    Sy S.

    • leggypeggy says:

      Oh wow, Sy, I’m so thrilled you tried this recipe and that you liked it as much as we did. Lucky you to find celeriac. I’m still on the lookout. It’s nice too that the meat component is flexible. I can imagine tossing in leftover bits of a roast.
      As an aside, thanks so much for pointing out that the ‘follow this blog’ option was hard to find. I moved it to a better spot.

  4. skippersy says:

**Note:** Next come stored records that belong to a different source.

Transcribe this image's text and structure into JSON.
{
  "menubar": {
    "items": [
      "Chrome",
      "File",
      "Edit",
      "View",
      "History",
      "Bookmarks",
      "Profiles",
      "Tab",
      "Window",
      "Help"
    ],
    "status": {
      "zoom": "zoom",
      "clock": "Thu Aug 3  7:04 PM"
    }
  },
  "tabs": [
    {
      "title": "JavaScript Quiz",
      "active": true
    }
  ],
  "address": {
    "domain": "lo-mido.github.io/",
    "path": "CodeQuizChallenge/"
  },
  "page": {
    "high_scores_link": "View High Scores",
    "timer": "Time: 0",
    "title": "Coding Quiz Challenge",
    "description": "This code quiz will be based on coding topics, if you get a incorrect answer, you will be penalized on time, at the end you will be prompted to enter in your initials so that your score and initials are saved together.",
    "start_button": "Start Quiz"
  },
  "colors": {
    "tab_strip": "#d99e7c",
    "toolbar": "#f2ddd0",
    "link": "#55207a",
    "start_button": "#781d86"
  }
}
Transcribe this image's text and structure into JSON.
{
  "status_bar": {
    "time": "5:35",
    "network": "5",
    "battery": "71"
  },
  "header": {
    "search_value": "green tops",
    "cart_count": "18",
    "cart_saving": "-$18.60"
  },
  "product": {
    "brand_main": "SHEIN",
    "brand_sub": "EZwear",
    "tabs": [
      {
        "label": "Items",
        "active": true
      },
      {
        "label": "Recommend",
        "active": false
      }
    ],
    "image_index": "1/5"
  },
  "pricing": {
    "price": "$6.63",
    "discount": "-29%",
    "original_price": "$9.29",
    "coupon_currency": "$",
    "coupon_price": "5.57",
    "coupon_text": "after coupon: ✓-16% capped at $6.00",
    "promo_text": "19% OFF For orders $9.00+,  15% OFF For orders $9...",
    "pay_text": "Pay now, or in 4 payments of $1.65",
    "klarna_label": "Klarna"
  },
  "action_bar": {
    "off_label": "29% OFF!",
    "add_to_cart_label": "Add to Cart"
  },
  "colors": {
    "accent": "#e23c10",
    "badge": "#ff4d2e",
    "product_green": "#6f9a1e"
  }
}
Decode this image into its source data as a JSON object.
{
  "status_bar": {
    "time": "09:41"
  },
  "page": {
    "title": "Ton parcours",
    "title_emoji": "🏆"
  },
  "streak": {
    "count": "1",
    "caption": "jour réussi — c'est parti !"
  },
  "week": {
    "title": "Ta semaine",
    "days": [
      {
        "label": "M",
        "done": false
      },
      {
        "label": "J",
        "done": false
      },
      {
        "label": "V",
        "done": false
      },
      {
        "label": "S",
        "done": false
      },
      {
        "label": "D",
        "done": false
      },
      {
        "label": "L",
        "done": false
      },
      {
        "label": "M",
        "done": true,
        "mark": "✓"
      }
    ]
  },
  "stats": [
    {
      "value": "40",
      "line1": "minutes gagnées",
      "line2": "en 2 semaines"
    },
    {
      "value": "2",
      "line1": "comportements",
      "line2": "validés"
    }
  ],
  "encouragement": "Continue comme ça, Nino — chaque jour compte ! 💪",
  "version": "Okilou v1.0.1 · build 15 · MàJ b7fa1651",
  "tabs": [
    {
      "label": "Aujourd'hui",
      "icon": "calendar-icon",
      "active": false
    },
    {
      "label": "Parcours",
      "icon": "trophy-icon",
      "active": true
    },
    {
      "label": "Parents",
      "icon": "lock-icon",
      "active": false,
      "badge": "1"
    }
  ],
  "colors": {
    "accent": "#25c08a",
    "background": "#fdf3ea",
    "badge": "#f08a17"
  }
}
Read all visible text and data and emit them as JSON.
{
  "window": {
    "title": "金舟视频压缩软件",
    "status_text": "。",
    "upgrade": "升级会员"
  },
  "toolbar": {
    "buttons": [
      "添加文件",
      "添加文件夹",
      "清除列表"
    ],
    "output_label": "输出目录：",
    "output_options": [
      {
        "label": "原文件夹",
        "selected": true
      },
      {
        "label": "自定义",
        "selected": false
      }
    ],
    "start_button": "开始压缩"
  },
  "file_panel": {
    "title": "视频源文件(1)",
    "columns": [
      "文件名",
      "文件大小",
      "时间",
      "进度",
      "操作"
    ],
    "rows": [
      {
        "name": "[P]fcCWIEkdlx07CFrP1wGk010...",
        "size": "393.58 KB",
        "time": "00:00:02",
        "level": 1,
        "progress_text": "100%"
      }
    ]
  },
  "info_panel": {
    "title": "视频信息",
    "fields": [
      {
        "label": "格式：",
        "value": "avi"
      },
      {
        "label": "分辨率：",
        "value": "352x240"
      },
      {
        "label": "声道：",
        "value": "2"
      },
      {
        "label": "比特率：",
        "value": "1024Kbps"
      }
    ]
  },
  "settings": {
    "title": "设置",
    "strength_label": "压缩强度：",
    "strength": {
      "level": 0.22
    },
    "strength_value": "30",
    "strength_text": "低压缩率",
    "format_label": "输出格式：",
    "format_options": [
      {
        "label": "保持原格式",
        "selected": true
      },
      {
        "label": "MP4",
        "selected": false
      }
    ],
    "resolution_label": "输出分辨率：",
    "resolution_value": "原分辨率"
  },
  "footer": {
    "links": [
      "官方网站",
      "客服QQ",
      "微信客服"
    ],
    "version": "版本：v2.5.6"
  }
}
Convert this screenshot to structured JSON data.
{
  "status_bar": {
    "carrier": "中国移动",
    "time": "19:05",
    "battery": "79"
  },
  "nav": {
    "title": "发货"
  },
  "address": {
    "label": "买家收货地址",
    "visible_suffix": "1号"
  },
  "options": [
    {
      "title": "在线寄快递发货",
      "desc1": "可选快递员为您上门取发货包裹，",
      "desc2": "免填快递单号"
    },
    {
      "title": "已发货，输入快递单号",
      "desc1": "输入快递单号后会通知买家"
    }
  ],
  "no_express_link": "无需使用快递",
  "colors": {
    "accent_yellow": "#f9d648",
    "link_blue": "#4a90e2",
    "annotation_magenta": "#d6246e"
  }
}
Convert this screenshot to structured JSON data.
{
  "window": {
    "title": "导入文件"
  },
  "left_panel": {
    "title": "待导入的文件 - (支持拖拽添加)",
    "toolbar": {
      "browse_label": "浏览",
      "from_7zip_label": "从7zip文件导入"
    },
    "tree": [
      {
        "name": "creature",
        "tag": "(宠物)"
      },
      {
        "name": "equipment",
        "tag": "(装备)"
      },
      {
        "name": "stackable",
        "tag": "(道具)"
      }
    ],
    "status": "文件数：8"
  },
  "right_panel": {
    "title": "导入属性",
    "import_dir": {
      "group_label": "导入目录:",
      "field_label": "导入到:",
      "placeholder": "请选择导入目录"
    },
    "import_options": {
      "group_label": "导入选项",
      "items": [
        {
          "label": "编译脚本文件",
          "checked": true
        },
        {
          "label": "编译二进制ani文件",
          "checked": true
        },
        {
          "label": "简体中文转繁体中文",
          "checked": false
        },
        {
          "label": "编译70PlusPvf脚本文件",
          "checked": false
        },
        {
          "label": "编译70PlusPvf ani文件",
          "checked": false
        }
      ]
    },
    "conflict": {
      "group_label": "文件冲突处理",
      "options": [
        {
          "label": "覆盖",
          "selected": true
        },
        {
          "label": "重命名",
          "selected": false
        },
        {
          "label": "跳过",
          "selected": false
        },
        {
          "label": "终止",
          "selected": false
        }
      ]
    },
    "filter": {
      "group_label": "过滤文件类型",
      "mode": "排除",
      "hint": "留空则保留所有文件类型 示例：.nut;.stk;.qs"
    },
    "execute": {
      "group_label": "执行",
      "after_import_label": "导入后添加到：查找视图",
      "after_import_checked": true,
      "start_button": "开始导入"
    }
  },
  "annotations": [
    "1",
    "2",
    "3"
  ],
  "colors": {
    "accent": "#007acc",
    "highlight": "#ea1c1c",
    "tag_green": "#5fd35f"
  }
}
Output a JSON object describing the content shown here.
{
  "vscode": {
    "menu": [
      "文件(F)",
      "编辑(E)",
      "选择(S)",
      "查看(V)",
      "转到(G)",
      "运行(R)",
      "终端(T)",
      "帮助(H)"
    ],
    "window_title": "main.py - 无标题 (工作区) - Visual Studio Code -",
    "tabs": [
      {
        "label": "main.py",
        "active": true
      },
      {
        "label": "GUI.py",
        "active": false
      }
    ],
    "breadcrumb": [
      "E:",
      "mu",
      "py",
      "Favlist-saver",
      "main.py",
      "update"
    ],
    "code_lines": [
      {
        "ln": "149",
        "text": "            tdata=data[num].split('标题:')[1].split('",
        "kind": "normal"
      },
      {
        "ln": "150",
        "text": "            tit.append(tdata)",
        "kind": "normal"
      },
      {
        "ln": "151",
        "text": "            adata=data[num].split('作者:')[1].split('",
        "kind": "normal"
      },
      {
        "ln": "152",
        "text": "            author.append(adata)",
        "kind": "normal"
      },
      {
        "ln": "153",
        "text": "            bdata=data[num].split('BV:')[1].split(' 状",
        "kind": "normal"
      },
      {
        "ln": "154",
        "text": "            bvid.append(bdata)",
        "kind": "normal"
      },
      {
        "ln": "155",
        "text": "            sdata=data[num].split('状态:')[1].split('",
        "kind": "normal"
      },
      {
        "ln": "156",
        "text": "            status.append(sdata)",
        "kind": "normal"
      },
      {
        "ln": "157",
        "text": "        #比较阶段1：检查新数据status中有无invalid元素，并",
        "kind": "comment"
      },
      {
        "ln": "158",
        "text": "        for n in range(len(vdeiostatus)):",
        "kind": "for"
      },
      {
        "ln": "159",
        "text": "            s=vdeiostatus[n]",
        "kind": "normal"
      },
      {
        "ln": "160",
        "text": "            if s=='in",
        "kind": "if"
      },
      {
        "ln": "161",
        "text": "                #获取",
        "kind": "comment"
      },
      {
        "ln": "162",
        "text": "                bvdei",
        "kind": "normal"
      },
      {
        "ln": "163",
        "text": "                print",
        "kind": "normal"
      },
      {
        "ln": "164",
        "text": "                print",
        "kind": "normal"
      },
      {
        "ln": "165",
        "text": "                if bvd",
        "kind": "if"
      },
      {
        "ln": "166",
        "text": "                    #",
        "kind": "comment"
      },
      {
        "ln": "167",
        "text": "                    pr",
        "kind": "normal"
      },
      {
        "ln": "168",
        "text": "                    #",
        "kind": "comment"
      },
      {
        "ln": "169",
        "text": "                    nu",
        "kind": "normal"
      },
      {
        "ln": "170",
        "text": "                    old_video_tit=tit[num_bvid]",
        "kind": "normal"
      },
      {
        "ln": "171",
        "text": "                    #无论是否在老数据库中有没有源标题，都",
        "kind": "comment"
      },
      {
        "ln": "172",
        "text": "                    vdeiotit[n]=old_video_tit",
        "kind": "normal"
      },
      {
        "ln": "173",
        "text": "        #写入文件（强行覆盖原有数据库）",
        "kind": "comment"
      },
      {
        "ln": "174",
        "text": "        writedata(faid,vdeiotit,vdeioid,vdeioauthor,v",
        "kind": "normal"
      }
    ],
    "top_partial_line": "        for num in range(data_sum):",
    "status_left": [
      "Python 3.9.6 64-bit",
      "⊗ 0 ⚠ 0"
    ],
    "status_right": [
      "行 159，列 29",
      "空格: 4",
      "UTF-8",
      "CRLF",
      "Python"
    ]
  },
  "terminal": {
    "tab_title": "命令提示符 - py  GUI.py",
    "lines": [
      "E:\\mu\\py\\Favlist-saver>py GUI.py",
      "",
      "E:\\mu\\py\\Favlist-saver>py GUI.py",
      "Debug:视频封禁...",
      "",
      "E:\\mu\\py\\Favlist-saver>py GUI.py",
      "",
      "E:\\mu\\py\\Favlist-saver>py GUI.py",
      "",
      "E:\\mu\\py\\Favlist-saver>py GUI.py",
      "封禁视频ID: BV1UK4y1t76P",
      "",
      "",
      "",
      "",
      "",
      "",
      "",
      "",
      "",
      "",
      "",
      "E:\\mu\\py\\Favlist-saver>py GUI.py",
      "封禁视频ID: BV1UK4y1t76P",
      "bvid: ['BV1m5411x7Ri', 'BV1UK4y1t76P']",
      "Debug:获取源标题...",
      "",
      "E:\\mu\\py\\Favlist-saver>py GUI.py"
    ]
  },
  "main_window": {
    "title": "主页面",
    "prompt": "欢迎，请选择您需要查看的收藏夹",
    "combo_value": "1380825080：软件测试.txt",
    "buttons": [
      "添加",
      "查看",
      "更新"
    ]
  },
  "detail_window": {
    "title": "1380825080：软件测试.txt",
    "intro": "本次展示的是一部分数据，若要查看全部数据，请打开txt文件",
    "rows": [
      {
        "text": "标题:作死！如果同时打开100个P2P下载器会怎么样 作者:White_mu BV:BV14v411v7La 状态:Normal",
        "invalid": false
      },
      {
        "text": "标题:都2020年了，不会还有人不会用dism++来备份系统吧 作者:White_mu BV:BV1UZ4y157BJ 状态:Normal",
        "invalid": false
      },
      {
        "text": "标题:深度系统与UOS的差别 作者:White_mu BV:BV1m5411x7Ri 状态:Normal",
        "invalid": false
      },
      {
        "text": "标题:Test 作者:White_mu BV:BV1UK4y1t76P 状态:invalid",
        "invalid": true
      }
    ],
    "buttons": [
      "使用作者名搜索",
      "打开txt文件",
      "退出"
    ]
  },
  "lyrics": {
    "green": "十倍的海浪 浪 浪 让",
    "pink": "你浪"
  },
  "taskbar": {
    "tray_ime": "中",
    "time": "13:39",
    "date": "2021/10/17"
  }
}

    P.S. Had my third bowl of this soup…. being single and even with halving the recipe I have to eat the same dish over a three day period (I had about 4 servings). And since I live in an apartment, the freezer is small, so don’t freeze foods for future consumption.
    P.S. #2- Next time I will cook the two slabs of bacon prior to adding it to the pot. I also would add some more stock, since the finished dish was not to soupy.. but more of a meal. And like LeggyPeggy said you can easily add left over foods as well. However, next time I will try it with chicken, since that was the theme of the book and part of this recipe.

    Sy S.

    • leggypeggy says:

      Oh gosh, Sy, your comment made me laugh—how could I forget that the title of the book is ‘Chicken’. I can’t remember if I added more stock, but I often do depending on how many hangers-on turn up hoping for a meal. 🙂
      Off now to find another page-32 recipe to make.

  5. skippersy says:

    I have a cold and some chicken soup would be nice… Hummmm, how about some Swiss Barley Soup! I had about 1 1/2 servings left of this soup. So I went to the supermarket and bought four thighs and cooked them in some chicken broth. Then de-boned, added some crisp bacon and then re-heated my Swiss Barley Soup and with the extra chicken broth. Actually, the soup was better with the chicken and being re-heated! So I am raising my rating to 5 stars for this recipe.

    Yodeling Away Now,

    Sy S.

    • leggypeggy says:

      Oh Sy, I’m so sorry to hear you aren’t feeling well, but very glad to know the chicken version of this soup was comforting. Rumour has it that chicken soup cures everything. Right? 🙂 Hope you are on the mend.

  6. Beth says:

    mmmm i love barley soup….

  7. Pingback: Hot and sour shrimp soup | What's cooking on page 32

  8. Pingback: Brown rice and lentils, dried cranberries and roasted carrots | What's cooking on page 32

Leave a Reply

Fill in your details below or click an icon to log in: Logo

You are commenting using your account. Log Out /  Change )

Google+ photo

You are commenting using your Google+ account. Log Out /  Change )

Twitter picture

You are commenting using your Twitter account. Log Out /  Change )

Facebook photo

You are commenting using your Facebook account. Log Out /  Change )


Connecting to %s